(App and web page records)

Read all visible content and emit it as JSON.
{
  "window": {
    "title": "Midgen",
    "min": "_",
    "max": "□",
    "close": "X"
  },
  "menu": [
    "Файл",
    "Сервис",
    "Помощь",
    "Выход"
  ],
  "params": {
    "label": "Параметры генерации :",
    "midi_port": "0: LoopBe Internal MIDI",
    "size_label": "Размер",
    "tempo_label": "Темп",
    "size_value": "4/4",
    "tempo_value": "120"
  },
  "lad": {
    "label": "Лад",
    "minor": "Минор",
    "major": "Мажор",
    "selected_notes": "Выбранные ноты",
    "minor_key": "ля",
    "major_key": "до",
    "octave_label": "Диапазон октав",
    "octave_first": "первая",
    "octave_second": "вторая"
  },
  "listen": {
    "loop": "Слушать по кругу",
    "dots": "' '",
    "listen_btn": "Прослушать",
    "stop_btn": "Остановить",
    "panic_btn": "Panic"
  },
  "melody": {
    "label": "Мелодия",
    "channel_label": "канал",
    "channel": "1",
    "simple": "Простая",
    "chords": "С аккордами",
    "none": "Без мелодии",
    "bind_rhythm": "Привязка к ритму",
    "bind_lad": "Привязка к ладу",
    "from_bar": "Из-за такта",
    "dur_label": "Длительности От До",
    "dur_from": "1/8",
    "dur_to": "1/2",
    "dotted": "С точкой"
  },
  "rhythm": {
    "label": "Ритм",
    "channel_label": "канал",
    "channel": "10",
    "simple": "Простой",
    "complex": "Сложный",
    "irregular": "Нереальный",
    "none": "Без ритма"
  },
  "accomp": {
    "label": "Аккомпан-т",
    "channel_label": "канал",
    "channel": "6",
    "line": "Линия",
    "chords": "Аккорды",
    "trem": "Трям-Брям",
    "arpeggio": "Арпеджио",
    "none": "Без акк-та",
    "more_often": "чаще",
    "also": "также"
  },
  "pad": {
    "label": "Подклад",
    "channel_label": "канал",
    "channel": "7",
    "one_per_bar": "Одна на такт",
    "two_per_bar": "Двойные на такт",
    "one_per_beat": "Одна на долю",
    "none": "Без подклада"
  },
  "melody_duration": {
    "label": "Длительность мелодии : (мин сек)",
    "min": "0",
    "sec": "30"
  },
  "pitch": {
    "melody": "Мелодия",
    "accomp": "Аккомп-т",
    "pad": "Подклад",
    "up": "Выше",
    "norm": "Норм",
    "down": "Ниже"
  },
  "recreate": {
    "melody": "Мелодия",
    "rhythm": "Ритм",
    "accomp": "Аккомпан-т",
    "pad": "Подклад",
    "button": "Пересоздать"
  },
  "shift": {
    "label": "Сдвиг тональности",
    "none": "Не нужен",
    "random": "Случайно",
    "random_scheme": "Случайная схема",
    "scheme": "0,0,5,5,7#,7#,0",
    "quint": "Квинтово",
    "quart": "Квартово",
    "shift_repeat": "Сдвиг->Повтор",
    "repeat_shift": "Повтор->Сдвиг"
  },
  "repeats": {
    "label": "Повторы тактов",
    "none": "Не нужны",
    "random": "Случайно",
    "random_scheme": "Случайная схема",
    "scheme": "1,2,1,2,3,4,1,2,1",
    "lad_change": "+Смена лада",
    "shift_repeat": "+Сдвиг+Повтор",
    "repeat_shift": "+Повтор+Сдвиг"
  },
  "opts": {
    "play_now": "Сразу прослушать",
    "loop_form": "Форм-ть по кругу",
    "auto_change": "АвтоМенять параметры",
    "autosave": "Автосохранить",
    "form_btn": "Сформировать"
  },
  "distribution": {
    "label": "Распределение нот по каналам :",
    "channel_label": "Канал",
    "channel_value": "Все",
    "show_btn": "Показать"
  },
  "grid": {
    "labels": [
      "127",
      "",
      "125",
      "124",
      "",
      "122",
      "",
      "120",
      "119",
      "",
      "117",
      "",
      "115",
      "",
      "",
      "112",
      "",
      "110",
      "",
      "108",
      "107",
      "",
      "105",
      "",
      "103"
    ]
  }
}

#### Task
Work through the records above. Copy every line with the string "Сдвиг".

#### Response
    "label": "Сдвиг тональности",
    "shift_repeat": "Сдвиг->Повтор",
    "repeat_shift": "Повтор->Сдвиг"
    "shift_repeat": "+Сдвиг+Повтор",
    "repeat_shift": "+Повтор+Сдвиг"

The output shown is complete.